This Research Brief provides a summary of the findings and recommendations contained in the more lengthy publication No One Will Be Left Behind.
In order to bring the substantive debates on the future of UN treaty bodies from Geneva to the political discussions in New York, the Geneva Human Rights Platform held with the Permanent Missions of Costa Rica and Switzerland a side event at the UN General Assembly in New York.
ILO Asia and Pacific
This event aims at raising awareness of the negative impact of corruption on the enjoyment of human rights and the consequent need to undertake effective anti-corruption measures.
From its adoption to its content and implementation, this training course provides a comprehensive overview of the United Nations Declaration on the rights of peasants, as well as tools to protect and promote the rights of peasants, rural women, fisher, pastoralist and nomadic communities, as well as agricultural workers.
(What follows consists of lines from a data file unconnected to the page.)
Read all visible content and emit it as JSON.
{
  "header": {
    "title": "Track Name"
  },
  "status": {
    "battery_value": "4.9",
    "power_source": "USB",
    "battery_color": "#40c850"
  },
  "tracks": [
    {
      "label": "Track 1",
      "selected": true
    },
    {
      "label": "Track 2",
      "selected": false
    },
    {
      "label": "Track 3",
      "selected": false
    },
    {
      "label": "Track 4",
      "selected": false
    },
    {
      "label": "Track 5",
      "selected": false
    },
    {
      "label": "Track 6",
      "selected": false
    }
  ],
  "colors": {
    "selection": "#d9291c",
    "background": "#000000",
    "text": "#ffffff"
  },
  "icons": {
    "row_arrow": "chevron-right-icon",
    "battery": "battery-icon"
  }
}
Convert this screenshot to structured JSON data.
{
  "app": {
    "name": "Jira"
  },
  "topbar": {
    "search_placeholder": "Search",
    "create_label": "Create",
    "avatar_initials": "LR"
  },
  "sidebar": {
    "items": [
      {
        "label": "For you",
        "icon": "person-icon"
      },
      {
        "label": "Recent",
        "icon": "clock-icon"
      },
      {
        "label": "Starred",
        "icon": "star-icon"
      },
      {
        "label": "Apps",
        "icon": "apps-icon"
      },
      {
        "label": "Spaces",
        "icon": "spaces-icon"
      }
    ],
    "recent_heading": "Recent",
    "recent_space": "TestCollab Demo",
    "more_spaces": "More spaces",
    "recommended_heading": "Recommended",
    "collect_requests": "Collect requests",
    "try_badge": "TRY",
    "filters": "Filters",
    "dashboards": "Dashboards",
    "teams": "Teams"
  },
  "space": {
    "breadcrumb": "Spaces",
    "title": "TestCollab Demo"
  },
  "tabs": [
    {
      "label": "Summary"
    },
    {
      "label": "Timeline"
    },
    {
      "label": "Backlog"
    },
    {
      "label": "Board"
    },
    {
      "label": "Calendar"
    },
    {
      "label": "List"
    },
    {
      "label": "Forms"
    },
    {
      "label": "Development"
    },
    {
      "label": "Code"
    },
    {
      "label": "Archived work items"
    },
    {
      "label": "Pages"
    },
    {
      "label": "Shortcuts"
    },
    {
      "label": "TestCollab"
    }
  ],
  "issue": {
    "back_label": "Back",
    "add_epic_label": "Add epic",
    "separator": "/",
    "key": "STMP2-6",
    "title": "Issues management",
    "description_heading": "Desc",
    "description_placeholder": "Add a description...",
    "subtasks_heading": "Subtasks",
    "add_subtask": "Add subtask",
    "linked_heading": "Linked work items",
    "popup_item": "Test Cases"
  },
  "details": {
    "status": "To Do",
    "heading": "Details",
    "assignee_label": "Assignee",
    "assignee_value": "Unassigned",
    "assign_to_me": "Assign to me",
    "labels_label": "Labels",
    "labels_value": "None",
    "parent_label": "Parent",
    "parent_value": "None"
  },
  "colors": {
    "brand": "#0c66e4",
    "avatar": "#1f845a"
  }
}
Nicolas Axelrod / Ruom
Cette formation en ligne permet d’acquérir une connaissance approfondie des droits économiques, sociaux et culturels (DESC), des obligations des états et des mécanismes chargés de les protéger et de surveiller leur mise en oeuvre.
Resulting from traditional legal research and informal interviews with experts, the project aims at examining how – if at all possible – IHL could be more systematically, appropriately and correctly dealt with by the human rights mechanisms emanating from the Charter of the United Nations, as well from universal and regional treaties.
Olivier Chamard/Geneva Academy